Book Review: Technology and the Gendering of Music Education by Victoria Armstrong

This book explores, most successfully, the construction of gendered identities in the music technology classroom. In particular, it explores these identities within the specific activity of musical composition with technology. Whilst I think that Armstrong is wrong to state that the current research literature ‘ignores the socially constructed nature of computers and computer use’ (p.1), she is right to point out that much of the current research literature in the field of music education with technology focuses on issues other than the gendered implications focused on within her book. This book is an important redress to that imbalance. Continue reading

Come and study for a MRes at MMU – and get to work with fantastic people!

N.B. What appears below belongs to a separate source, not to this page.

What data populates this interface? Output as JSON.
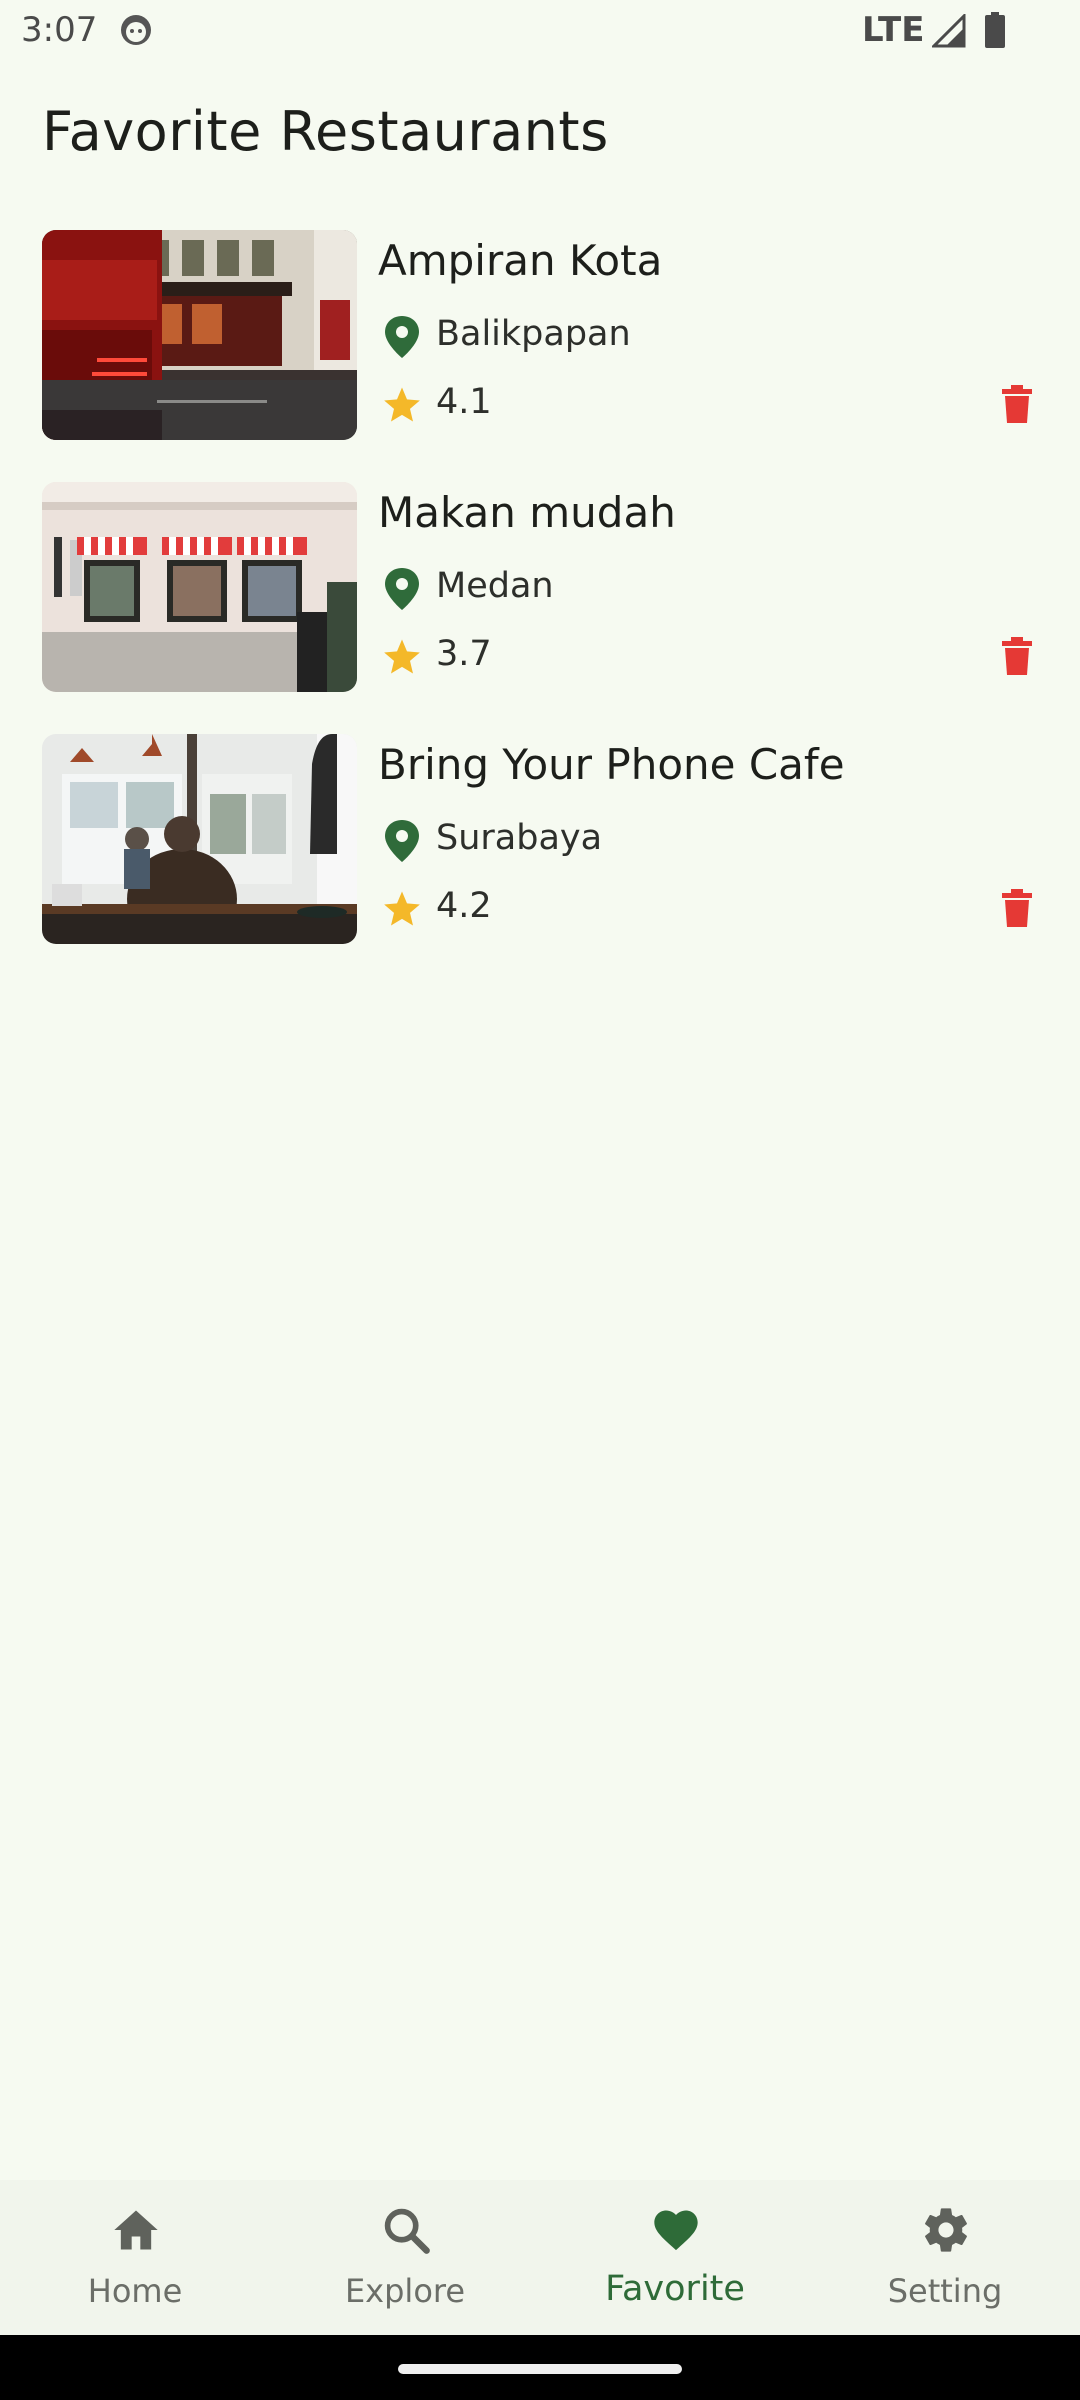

I’m really pleased to working at MMU, a fantastic university with a great reputation. However, the best thing about working at MMU are the people I get to work with. In particular, Will Evans and Jane Petrie are fabulous colleagues whom I have the greatest respect for. It has been a privilidge to work with both of them for a number of years.

Research at the newly-named Faculty of Education is located within the Education and Social Research Institute (ESRI), housed in the above building. Here, research professors and others work on a range of research projects. I enjoy teaching on a range of research-orientated courses (such as the EdD and MRes) and have had some great students from the worlds of education, social work and health care.

So, I’m really excited that one of these courses – the MRes – has been rewritten and, from September 2012, you will be able to come to MMU and engage with a fantastic course taught by great staff. I’ve attached a .pdf outlining the course in more detail would highly recommend it to you. Here’s the opening paragraph:

This is a 1-year, full-time programme, comprising 4 taught units and a dissertation. It is a research training programme for students who wish to go on to study for a PhD and for research workers in education and the social sciences. The course can be taken as a free-standing qualification and as a research training programme it covers all key areas of research methods preparation, including: qualitative and quantitative research methodologies, data collection techniques, methods of analysis, developing theoretical, methodological and ‘real world’ skills for researchers. The course structure is designed to provide a collaborative, student-centred approach that makes the best use of digital technologies to increase flexibility, collaboration and insight into the latest research and practice. Exit awards will also be available.